As an engineer and project manager, Air Commodore Phillips has over 30 years of experience in the RAAF, predominantly delivering highly complex aerospace projects and managing their in-service support. He is currently Director General Business Relationship Management within the Chief Information Officer Group, helping to connect Defence Groups and Services with ICT solutions.

What is 5th Gen manoeuvre?

5th Generation manoeuvre is distributed sensors, a fusion of information and quick decisions for effect. Technological improvements will compress our decision-making time and potentially paralyse us with choice. The threat from ballistic, hypersonic and cruise missiles will challenge any single weapon system to respond as will the proliferation of unmanned technologies. Shorter response times and the need to prioritise response options is driving the need for greater information sharing and greater system co-ordination. For us to be effective we need to ensure our systems are well connected, through robust, multi-pathed networks and that we are capable of operations despite degraded networks.

Why is it different from what has come before?

There is a need for more integration, and it is not platform-centric.

If we accept that we need to change the way in which we fight, how do we identify and test ideas that will work and those that won’t?

Exercising decision making. Time to think and practice in exercising command in grey zone degradation. Understanding and experiencing complexities of choice in the grey zone.

Who will be best placed to command a force that will be required to orchestrate new ways of fighting characterised by increased tempo and new ways and means of projecting power?

Those who best understand the source and exploit it. In this context, is the traditional framework the correct way to operate into the future?

Moreover, how do we identify and train them to fight with adaptability and agility?

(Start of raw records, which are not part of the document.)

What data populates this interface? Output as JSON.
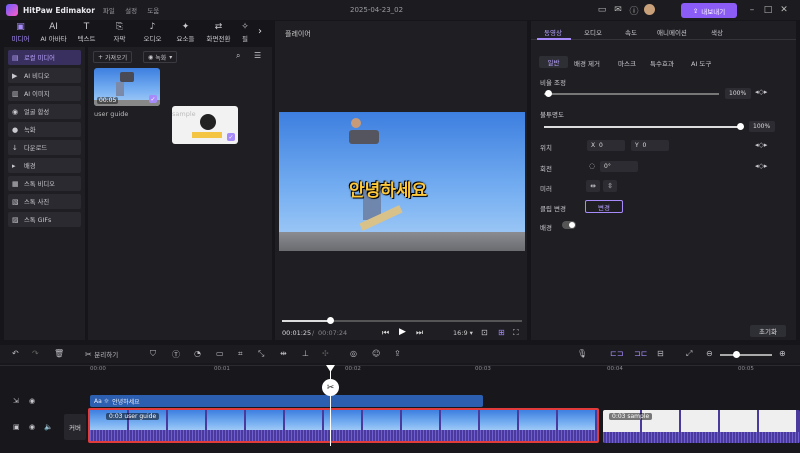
{
  "app": {
    "name": "HitPaw Edimakor",
    "menu": [
      "파일",
      "설정",
      "도움"
    ],
    "doc_title": "2025-04-23_02",
    "export_label": "내보내기"
  },
  "top_tabs": [
    {
      "icon": "▣",
      "label": "미디어"
    },
    {
      "icon": "AI",
      "label": "AI 아바타"
    },
    {
      "icon": "T",
      "label": "텍스트"
    },
    {
      "icon": "⎘",
      "label": "자막"
    },
    {
      "icon": "♪",
      "label": "오디오"
    },
    {
      "icon": "✦",
      "label": "요소들"
    },
    {
      "icon": "⇄",
      "label": "화면전환"
    },
    {
      "icon": "✧",
      "label": "필"
    }
  ],
  "sidebar": [
    {
      "icon": "▤",
      "label": "로컬 미디어"
    },
    {
      "icon": "▶",
      "label": "AI 비디오"
    },
    {
      "icon": "▥",
      "label": "AI 이미지"
    },
    {
      "icon": "◉",
      "label": "얼굴 합성"
    },
    {
      "icon": "●",
      "label": "녹화"
    },
    {
      "icon": "↓",
      "label": "다운로드"
    },
    {
      "icon": "▸",
      "label": "배경"
    },
    {
      "icon": "▦",
      "label": "스톡 비디오"
    },
    {
      "icon": "▧",
      "label": "스톡 사진"
    },
    {
      "icon": "▨",
      "label": "스톡 GIFs"
    }
  ],
  "media": {
    "import_label": "가져오기",
    "record_label": "녹화",
    "items": [
      {
        "name": "user guide",
        "duration": "00:05"
      },
      {
        "name": "sample",
        "duration": ""
      }
    ],
    "overlay_text": "안녕하세요"
  },
  "player": {
    "title": "플레이어",
    "current_time": "00:01:25",
    "total_time": "00:07:24",
    "aspect": "16:9",
    "progress": 0.2
  },
  "props": {
    "tabs": [
      "동영상",
      "오디오",
      "속도",
      "애니메이션",
      "색상"
    ],
    "subtabs": [
      "일반",
      "배경 제거",
      "마스크",
      "특수효과",
      "AI 도구"
    ],
    "scale_label": "비율 조정",
    "scale_value": "100%",
    "opacity_label": "불투명도",
    "opacity_value": "100%",
    "position_label": "위치",
    "pos_x_label": "X",
    "pos_x_value": "0",
    "pos_y_label": "Y",
    "pos_y_value": "0",
    "rotate_label": "회전",
    "rotate_value": "0°",
    "mirror_label": "미러",
    "clip_change_label": "클립 변경",
    "change_button": "변경",
    "bg_label": "배경",
    "reset_button": "초기화"
  },
  "toolbar": {
    "split_label": "분리하기"
  },
  "timeline": {
    "ruler": [
      "00:00",
      "00:01",
      "00:02",
      "00:03",
      "00:04",
      "00:05"
    ],
    "text_clip": "안녕하세요",
    "cover_label": "커버",
    "clip_main": "0:03 user guide",
    "clip_b": "0:03 sample"
  }
}
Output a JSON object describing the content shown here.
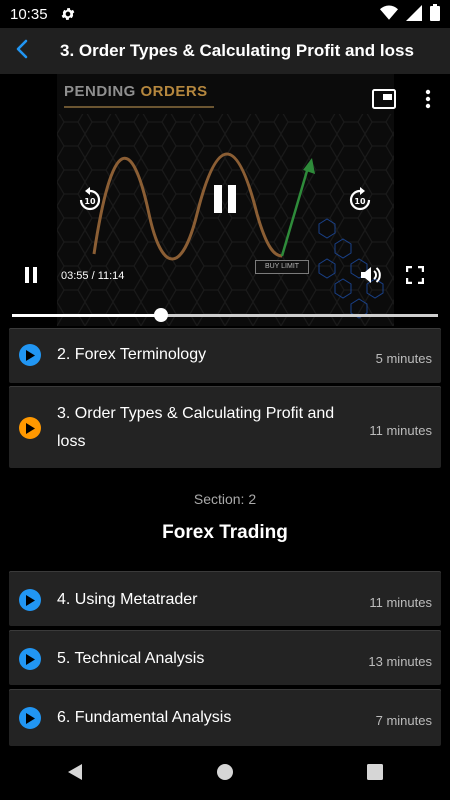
{
  "status_bar": {
    "time": "10:35",
    "icons": [
      "settings-gear-icon",
      "wifi-icon",
      "cell-signal-icon",
      "battery-icon"
    ]
  },
  "app_bar": {
    "title": "3. Order Types & Calculating Profit and loss",
    "back_icon": "back-arrow-icon",
    "accent": "#2196f3"
  },
  "player": {
    "slide_title_part1": "PENDING",
    "slide_title_part2": "ORDERS",
    "slide_label": "BUY LIMIT",
    "current_time": "03:55",
    "separator": " / ",
    "total_time": "11:14",
    "progress_fraction": 0.349,
    "icons": [
      "pip-icon",
      "more-vert-icon",
      "replay-10-icon",
      "pause-icon",
      "forward-10-icon",
      "volume-icon",
      "fullscreen-icon"
    ]
  },
  "lessons_top": [
    {
      "title": "2. Forex Terminology",
      "duration": "5 minutes",
      "state": "not-started"
    },
    {
      "title": "3. Order Types & Calculating Profit and",
      "title_line2": "loss",
      "duration": "11 minutes",
      "state": "current"
    }
  ],
  "section": {
    "label": "Section: 2",
    "title": "Forex Trading"
  },
  "lessons_bottom": [
    {
      "title": "4. Using Metatrader",
      "duration": "11 minutes"
    },
    {
      "title": "5. Technical Analysis",
      "duration": "13 minutes"
    },
    {
      "title": "6. Fundamental Analysis",
      "duration": "7 minutes"
    }
  ],
  "colors": {
    "play_blue": "#2196f3",
    "play_orange": "#ff9800",
    "card_bg": "#232323"
  },
  "nav_bar": {
    "icons": [
      "nav-back-icon",
      "nav-home-icon",
      "nav-recents-icon"
    ]
  }
}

How do we engage the workforce to not only think about this problem set but also encourage them to speak and shape the battlespace?

Air Commodores Phillips’ full presentation is available here, on the Williams Foundation website.